To answer this we need to unpack something called ‘Identity theology’. There is an example of this happening in the Besorah (Good News) recorded by Luke (Lk 7:11-17). There we read that after an encounter with Yeshua the people declared ‘G-d has visited his people’ (referring to Yeshua). The key question here is: How did they know? Yeshua didn’t tell them, yet the group there at that moment knew G-d had appeared in their midst. They knew because of what Yeshua DID, not what He preached, what He DID. He was able to revoke the power of death, reverse therefore the effects of sin on life and thus demonstrate Himself to be more powerful than sin and be able to overcome its consequences. Only G-d can do that. Freedom from sin, deliverance, redemption and salvation are events far more than theology, and G-d is known by His acts, actions and events. We ‘know’ G-d is able to set free because He did it and does it. So we know that He is by nature a G-d who releases people rather than brings them into bondage. It is why G-d consistently calls to mind the deliverance from Egypt as a key character statement of who He is. G-d IS salvation, and we see Him ACT in that way because it is His character, His identity. By saving, delivering and bringing us out of Egypt He is only being true to His nature and essence.

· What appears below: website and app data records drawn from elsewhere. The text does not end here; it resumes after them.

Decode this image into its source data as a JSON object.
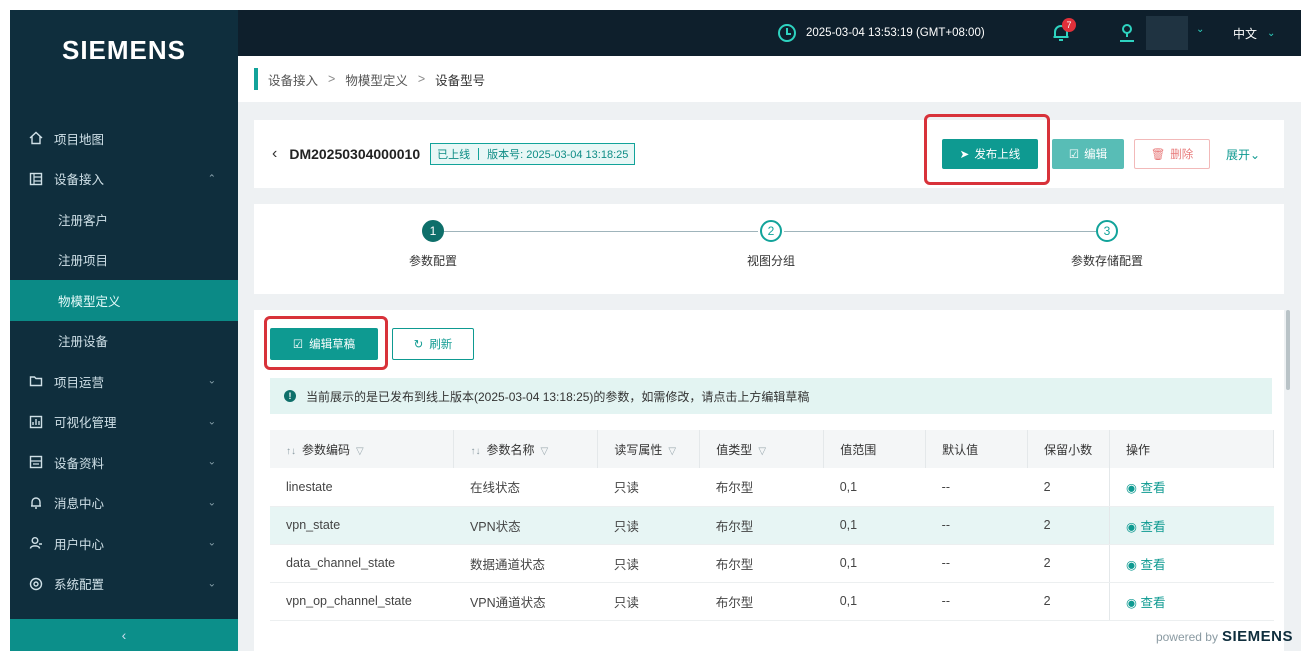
{
  "brand": {
    "logo": "SIEMENS"
  },
  "topbar": {
    "datetime": "2025-03-04 13:53:19 (GMT+08:00)",
    "notifications": "7",
    "language": "中文"
  },
  "sidebar": {
    "items": [
      {
        "label": "项目地图",
        "icon": "home-icon"
      },
      {
        "label": "设备接入",
        "icon": "device-icon",
        "expanded": true
      },
      {
        "label": "注册客户",
        "sub": true
      },
      {
        "label": "注册项目",
        "sub": true
      },
      {
        "label": "物模型定义",
        "sub": true,
        "active": true
      },
      {
        "label": "注册设备",
        "sub": true
      },
      {
        "label": "项目运营",
        "icon": "folder-icon"
      },
      {
        "label": "可视化管理",
        "icon": "chart-icon"
      },
      {
        "label": "设备资料",
        "icon": "document-icon"
      },
      {
        "label": "消息中心",
        "icon": "bell-icon"
      },
      {
        "label": "用户中心",
        "icon": "user-icon"
      },
      {
        "label": "系统配置",
        "icon": "gear-icon"
      }
    ],
    "collapse": "‹"
  },
  "breadcrumb": {
    "items": [
      "设备接入",
      "物模型定义",
      "设备型号"
    ]
  },
  "header": {
    "model_id": "DM20250304000010",
    "status": "已上线",
    "version": "版本号: 2025-03-04 13:18:25",
    "publish_label": "发布上线",
    "edit_label": "编辑",
    "delete_label": "删除",
    "expand_label": "展开"
  },
  "steps": [
    {
      "num": "1",
      "label": "参数配置"
    },
    {
      "num": "2",
      "label": "视图分组"
    },
    {
      "num": "3",
      "label": "参数存储配置"
    }
  ],
  "toolbar": {
    "edit_draft_label": "编辑草稿",
    "refresh_label": "刷新"
  },
  "notice": {
    "text": "当前展示的是已发布到线上版本(2025-03-04 13:18:25)的参数，如需修改，请点击上方编辑草稿"
  },
  "table": {
    "columns": [
      "参数编码",
      "参数名称",
      "读写属性",
      "值类型",
      "值范围",
      "默认值",
      "保留小数",
      "操作"
    ],
    "rows": [
      [
        "linestate",
        "在线状态",
        "只读",
        "布尔型",
        "0,1",
        "--",
        "2",
        "查看"
      ],
      [
        "vpn_state",
        "VPN状态",
        "只读",
        "布尔型",
        "0,1",
        "--",
        "2",
        "查看"
      ],
      [
        "data_channel_state",
        "数据通道状态",
        "只读",
        "布尔型",
        "0,1",
        "--",
        "2",
        "查看"
      ],
      [
        "vpn_op_channel_state",
        "VPN通道状态",
        "只读",
        "布尔型",
        "0,1",
        "--",
        "2",
        "查看"
      ]
    ]
  },
  "footer": {
    "powered_by": "powered by",
    "brand": "SIEMENS"
  },
  "colors": {
    "accent": "#0e9a91",
    "sidebar": "#0f2e3d",
    "highlight": "#d8323a"
  }
}
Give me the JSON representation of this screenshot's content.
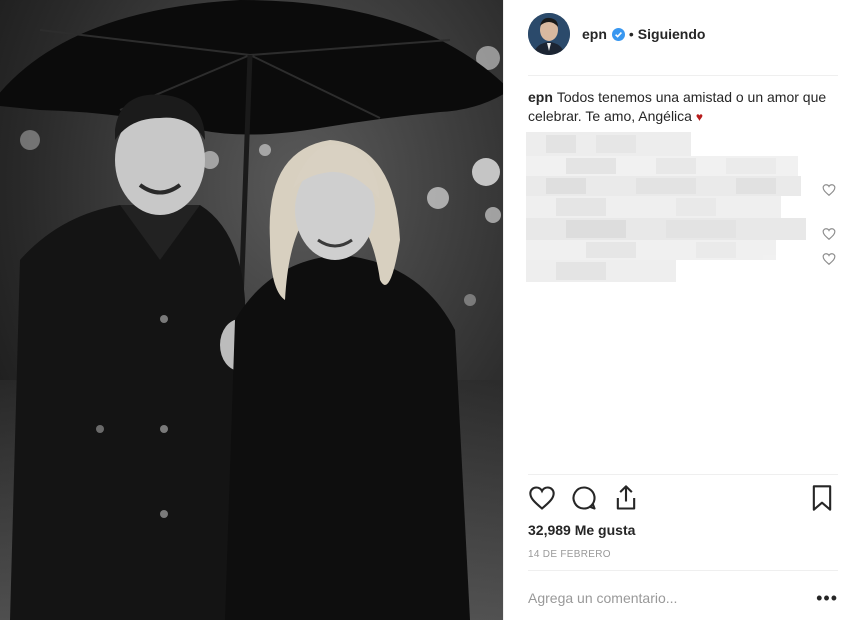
{
  "post": {
    "username": "epn",
    "separator": "•",
    "follow_status": "Siguiendo",
    "caption_user": "epn",
    "caption_text": "Todos tenemos una amistad o un amor que celebrar. Te amo, Angélica",
    "caption_emoji": "♥",
    "likes": "32,989 Me gusta",
    "date": "14 DE FEBRERO",
    "comment_placeholder": "Agrega un comentario...",
    "more_label": "•••"
  },
  "colors": {
    "verified": "#3897f0",
    "heart_emoji": "#b71c1c",
    "muted_text": "#999999"
  },
  "icons": [
    "verified-badge-icon",
    "like-icon",
    "comment-icon",
    "share-icon",
    "save-icon",
    "more-options-icon"
  ]
}
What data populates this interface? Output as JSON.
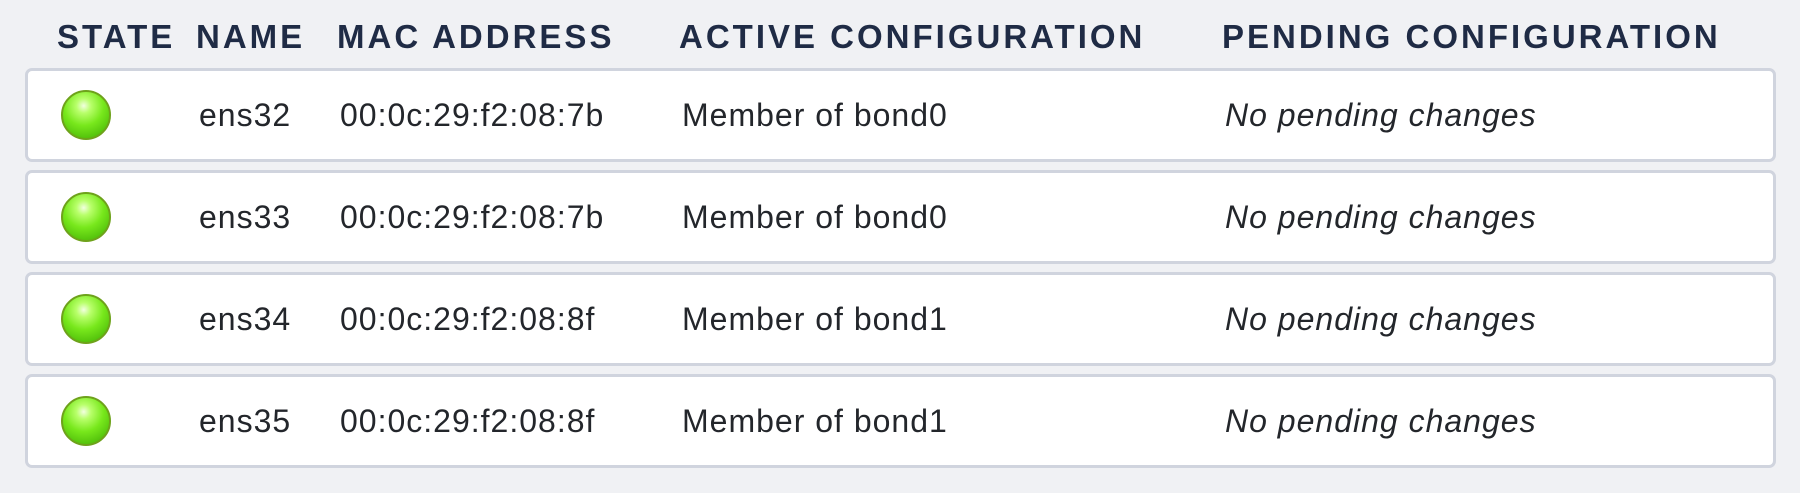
{
  "columns": {
    "state": "STATE",
    "name": "NAME",
    "mac": "MAC ADDRESS",
    "active": "ACTIVE CONFIGURATION",
    "pending": "PENDING CONFIGURATION"
  },
  "status_color": "#66dd11",
  "rows": [
    {
      "state": "up",
      "name": "ens32",
      "mac": "00:0c:29:f2:08:7b",
      "active": "Member of bond0",
      "pending": "No pending changes"
    },
    {
      "state": "up",
      "name": "ens33",
      "mac": "00:0c:29:f2:08:7b",
      "active": "Member of bond0",
      "pending": "No pending changes"
    },
    {
      "state": "up",
      "name": "ens34",
      "mac": "00:0c:29:f2:08:8f",
      "active": "Member of bond1",
      "pending": "No pending changes"
    },
    {
      "state": "up",
      "name": "ens35",
      "mac": "00:0c:29:f2:08:8f",
      "active": "Member of bond1",
      "pending": "No pending changes"
    }
  ]
}
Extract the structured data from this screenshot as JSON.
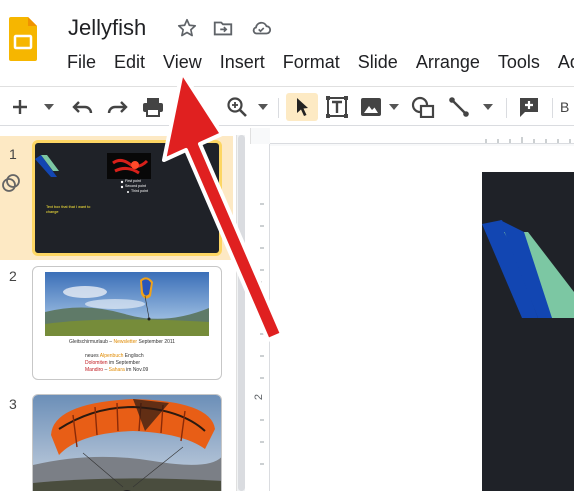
{
  "header": {
    "title": "Jellyfish",
    "menus": [
      "File",
      "Edit",
      "View",
      "Insert",
      "Format",
      "Slide",
      "Arrange",
      "Tools",
      "Ad"
    ]
  },
  "toolbar": {
    "font_partial": "B"
  },
  "slides": [
    {
      "number": "1",
      "bullets": [
        "First point",
        "Second point",
        "Third point"
      ],
      "caption": "Text box that that I want to change"
    },
    {
      "number": "2",
      "line1_a": "Gleitschirmurlaub – ",
      "line1_b": "Newsletter",
      "line1_c": " September 2011",
      "line2_a": "neues ",
      "line2_b": "Alpenbuch",
      "line2_c": " Englisch",
      "line3_a": "Dolomiten",
      "line3_b": " im September",
      "line4_a": "Mandiro",
      "line4_b": " – ",
      "line4_c": "Sahara",
      "line4_d": " im Nov.09"
    },
    {
      "number": "3"
    }
  ],
  "ruler": {
    "v1": "1",
    "v2": "2"
  },
  "colors": {
    "accent_selected": "#fdd663",
    "slide_bg": "#1f2228",
    "slide_blue": "#1246b2",
    "slide_teal": "#7cc7a3",
    "arrow_red": "#e02020",
    "logo_yellow": "#f6b600"
  }
}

In he Second Isaiah section the prophet develops this ‘second’ Exodus motif in a deeper spiritual way, not merely physical this time but a deeper redemption. The passages culminate in the Suffering Servant by whose death this redemption is brought about. What is extraordinary about this is that this suffering servant pattern or template revealed by the prophet of humiliation and rejection followed by exaltation and acceptance becomes the definitive revelation of who G-d is. This singular act as it breaks into history is THE experience of G-d that ultimately defines Him. In the Messianic Writings we see the same conceptual understanding applied to Yeshua: He is the Saviour (the same term used in Tanach for G-d) who brings salvation (see Lk 2:11, 1 Jn 4:14). By His sacrificial death He fully develops the Jewish concept of deliverance and salvation, a release for freedom, free to live as G-d wants us to live. The links are clear; G-d IS salvation, it is His identity. He sends His salvation to us, His Son Yeshua, both are salvation, It’s not that His name just means it, He IS it. By Yeshua’s ACTIONS He proved that He is salvation and He is G-d. He overcame death and sin in His own body. Yes, all of this is in fact obvious from and in Judaism, although in other forms of Judaism this has been masked and concealed. Yeshua IS salvation, and thus Yeshua IS G-d. He is the embodiment, the physical shape of salvation, who Is G-d. Yeshua carries the identity of G-d in Himself. As Yeshua Himself said in Jn 5, He must do ‘the works the Father has given him to FINISH’. Yeshua’s works of salvation were not new in the first century, He had been doing them for a long time as the agent of salvation in history. But He did need to FINISH them, draw the idea of salvation to its conclusion. And that Yeshua did in His own death and resurrection, a sacrifice for sins that would truly set people free.